- SAFA president Danny Jordaan has taken a swipe at the media for not promoting the drive to professionalise local women’s soccer while providing little detail on the federation’s own plans.
- He was at pains to point out the revenue gap between the men’s and women’s game around the world.
- Jordaan said that SAFA had been meeting with commercial partners this week to discuss the issue.
SAFA president Danny Jordaan remains vague on a renewed drive to professionalise women’s soccer in the country, instead intimating that the South African media could do more to promote the cause than “pointing fingers”.
The issue was once again in the spotlight earlier this week following government’s announcement that its kitty for Banyana Banyana’s WAFCON bonuses has swelled to R15 million as observers note that the local game simply has to capitalise on that achievement.
Women’s soccer remains distinctly semi-professional in nature despite the formation of the Hollywoodbets Super League in 2019, a distinct step in the right direction but not yet substantial enough in financial pulling power.
“The PSL and Hollywoodbets Super League are the highest competitions for men and women respectively in SA. All of the sponsorships on the women’s side combined is less than any of the competitions in the PSL. Even one that runs over 2 to 3 weeks is more than the total revenue for women’s football,” said Jordaan. “How many times have you seen Banyana Banyana on all of these TV stations? Never.
“How many discussions focus on women? There are always about men on these channels every day, even the referees. How many discussions and focus areas are on women? Zero. The revenue gap is now well understood.
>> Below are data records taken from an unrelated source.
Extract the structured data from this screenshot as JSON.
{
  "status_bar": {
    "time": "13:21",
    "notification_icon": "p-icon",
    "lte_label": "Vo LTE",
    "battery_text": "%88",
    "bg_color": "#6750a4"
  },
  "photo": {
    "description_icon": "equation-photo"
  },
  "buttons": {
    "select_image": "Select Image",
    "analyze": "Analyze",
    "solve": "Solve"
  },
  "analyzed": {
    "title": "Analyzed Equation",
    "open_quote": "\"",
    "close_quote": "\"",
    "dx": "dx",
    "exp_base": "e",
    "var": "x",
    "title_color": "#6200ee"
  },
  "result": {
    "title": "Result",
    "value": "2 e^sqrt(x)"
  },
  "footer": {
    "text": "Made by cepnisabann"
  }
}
“You are the media, I’m not the journalist. Our Banyana stars mentioned how many of them are educated at tertiary level and how everyone’s smart. I agree with her.
“Who speaks to them? Nobody. The only reprieve you have is that it’s not just a problem in SA, but in the world.”
The veteran administrator, viewed as controversial from certain quarters, quantified his sentiments by pointing out that after France won the 2018 men’s World Cup, the side walked away with a winner’s cheque of $40 million.
A year later, the USA women’s team received $4 million for their exploits.
Jordaan though did confirm that SAFA had entered into discussions with current and prospective sponsors with regards to increased investment, which took place on Wednesday.
“When are we going to have a fully professional league? It will be when we stop pointing fingers and become allies in this issue. You [the media] have an important role to play. What I can say, we’re having meetings with all the sponsors and other prospective ones.
“They must recognise that a women’s football match is less than 5% in value to a men’s one. It’s a South African conversation, your conversation and ours. We’ll lead on that front. “We are meeting with sponsors on the same question. I hope I sketch the mountain we must climb. We’re determined to climb it together.
“I hope you have your cameras there when we’re on top and we can show how green the valley is,” he said.